“Now when John had heard in prison about the works of Christ, he sent two of his disciples and said to Him, ‘Are You the Coming One, or do we look for another?’ Jesus answered and said to them, ‘Go and tell John the things which you hear and see: The blind see and the lame walk; the lepers are cleansed and the deaf hear; the dead are raised up and the poor have the gospel preached to them’ ” (Matthew 11:2-5).

In other words the messianic signs are evident – the Messiah is at hand.

The second theme would be increasingly important as more Gentiles entered the community of the Church. It is expressed in the words of Jesus concerning the centurion, “Assuredly, I say to you, I have not found such great faith, not even in Israel! And I say to you that many will come from east and west, and sit down with Abraham, Isaac, and Jacob in the kingdom of heaven. But the sons of the kingdom will be cast out into outer darkness. There will be weeping and gnashing of teeth” (Matthew 8:10-12). Gentiles would believe and by their faith they would displace the Jews in the people of God.

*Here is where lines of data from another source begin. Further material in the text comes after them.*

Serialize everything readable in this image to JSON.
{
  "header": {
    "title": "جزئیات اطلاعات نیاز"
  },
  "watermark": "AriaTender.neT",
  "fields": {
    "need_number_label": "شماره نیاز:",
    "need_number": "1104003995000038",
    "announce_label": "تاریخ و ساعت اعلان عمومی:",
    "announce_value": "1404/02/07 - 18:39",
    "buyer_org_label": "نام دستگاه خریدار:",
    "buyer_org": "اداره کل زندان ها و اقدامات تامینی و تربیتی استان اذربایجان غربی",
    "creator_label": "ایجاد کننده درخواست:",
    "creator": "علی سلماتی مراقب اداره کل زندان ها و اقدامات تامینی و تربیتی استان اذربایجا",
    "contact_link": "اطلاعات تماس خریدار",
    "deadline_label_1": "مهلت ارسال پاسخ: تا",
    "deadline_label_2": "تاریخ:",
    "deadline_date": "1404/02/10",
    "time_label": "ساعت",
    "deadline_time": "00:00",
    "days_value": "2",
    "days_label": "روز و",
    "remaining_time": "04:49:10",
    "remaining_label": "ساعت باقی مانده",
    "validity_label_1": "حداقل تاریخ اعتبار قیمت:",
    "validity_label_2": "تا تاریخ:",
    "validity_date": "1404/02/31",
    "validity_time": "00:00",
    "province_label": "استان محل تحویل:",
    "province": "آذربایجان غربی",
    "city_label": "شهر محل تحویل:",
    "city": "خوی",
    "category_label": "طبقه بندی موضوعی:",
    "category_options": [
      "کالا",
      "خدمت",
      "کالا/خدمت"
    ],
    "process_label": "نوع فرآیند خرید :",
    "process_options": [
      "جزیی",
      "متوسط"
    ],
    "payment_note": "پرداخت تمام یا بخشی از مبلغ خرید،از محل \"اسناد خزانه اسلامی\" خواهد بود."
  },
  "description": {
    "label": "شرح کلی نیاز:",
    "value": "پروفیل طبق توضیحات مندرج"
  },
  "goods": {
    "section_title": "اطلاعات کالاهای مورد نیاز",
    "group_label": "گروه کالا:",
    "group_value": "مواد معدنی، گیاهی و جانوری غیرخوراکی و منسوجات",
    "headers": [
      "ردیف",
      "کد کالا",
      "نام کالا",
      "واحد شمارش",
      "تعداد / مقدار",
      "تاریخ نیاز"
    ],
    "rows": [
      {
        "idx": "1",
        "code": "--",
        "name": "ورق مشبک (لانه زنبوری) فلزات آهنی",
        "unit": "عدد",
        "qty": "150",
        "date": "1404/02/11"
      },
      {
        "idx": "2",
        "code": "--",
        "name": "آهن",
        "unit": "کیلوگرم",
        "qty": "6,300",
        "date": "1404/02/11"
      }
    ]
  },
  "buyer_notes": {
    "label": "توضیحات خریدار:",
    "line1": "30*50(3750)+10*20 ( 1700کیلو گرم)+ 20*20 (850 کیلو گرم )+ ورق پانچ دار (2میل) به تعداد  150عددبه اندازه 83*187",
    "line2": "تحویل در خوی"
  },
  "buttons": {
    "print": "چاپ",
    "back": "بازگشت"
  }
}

The Gentile Church in Rome

In some areas, like the eastern end of the Roman Empire and beyond in Persian territory, Jewish believers would remain as the dominant presence in the Church for many years. In other areas, such as in Rome, the opposite would be true. Gentiles came to dominate the Christian community even in St. Paul’s lifetime.

Speaking to these Gentile Christians St Paul uses terms that may surprise us. “For just as you presented your members as slaves of uncleanness, and of lawlessness leading to more lawlessness, so now present your members as slaves of righteousness for holiness” (Romans 6:19). How could St. Paul call the Romans, who gave the world law, philosophy and civil order “slaves of uncleanness”?

For Jews the greatest uncleanness and lawlessness was idolatry, not believing in the one true God. Roman society was based on a religion of many gods and goddesses; for Paul that made it de facto unclean and lawless. And it led to “more uncleanness.” When we recall that devotion to “the protectress of Rome,” the fertility goddess Cymbele, involved intercourse with temple prostitutes we can understand how – at least as far as St Paul was concerned – idolatry begets immorality, making its followers “slaves of uncleanness, and of lawlessness.” Having been baptized, Roman Christians were now to be “slaves of righteousness” instead.

For St. Paul, righteousness was certainly not to be found in the idolatry of pagan Rome nor in the observances of Rabbinic Judaism. While the Jews considered righteousness a matter of keeping the Law of Moses, St. Paul insisted that righteousness was found only through our relationship with Christ. The bulk of the Epistle to the Romans would elaborate this teaching.

Connecting righteousness to the Messiah did not originate with St. Paul. One of the last of the Hebrew prophecies in the Old Testament, Malachi, spoke of the coming of “the Sun of Righteousness” in words which seem to summarize the entire Gospel. Early Christians saw this as a prophecy fulfilled in Jesus and His Forerunner, John the Baptist:

“Behold, I send My messenger, and he will prepare the way before Me. And the Lord, whom you seek, will suddenly come to His temple – even the Messenger of the covenant, in whom you delight. Behold, He is coming,” says the LORD of hosts. … But to you who fear My name the Sun of Righteousness shall arise with healing in His wings…” (Malachi 3:1, 4:2)

Early Christians soon connected this image of Christ as the Sun of Righteousness to the progress of the Gospel among the Gentiles. The Sun of Righteousness shone His light over the darkness of idolatry and eclipsed it. To this day we proclaim this in the troparion of the Nativity, speaking of the Persian magi, “through it [Christ’s birth] those who worshipped stars were taught by a star to worship You, the Sun of Righteousness.”

And so we hear Christ proclaimed today as the fulfillment of the Messianic hopes of the Jewish people and the One who shines the light of true righteousness among the Gentiles. He is, as we sing so often in the Canticle of Simeon, “Light to the revelation of the Gentiles and the glory of Your people, Israel.”


Before the Light comes the lamp-stand, the reflection of the Sun of Righteousness, the ray which announces His coming for the renewal of all and the salvation of our souls.

From a Vespers Sticheron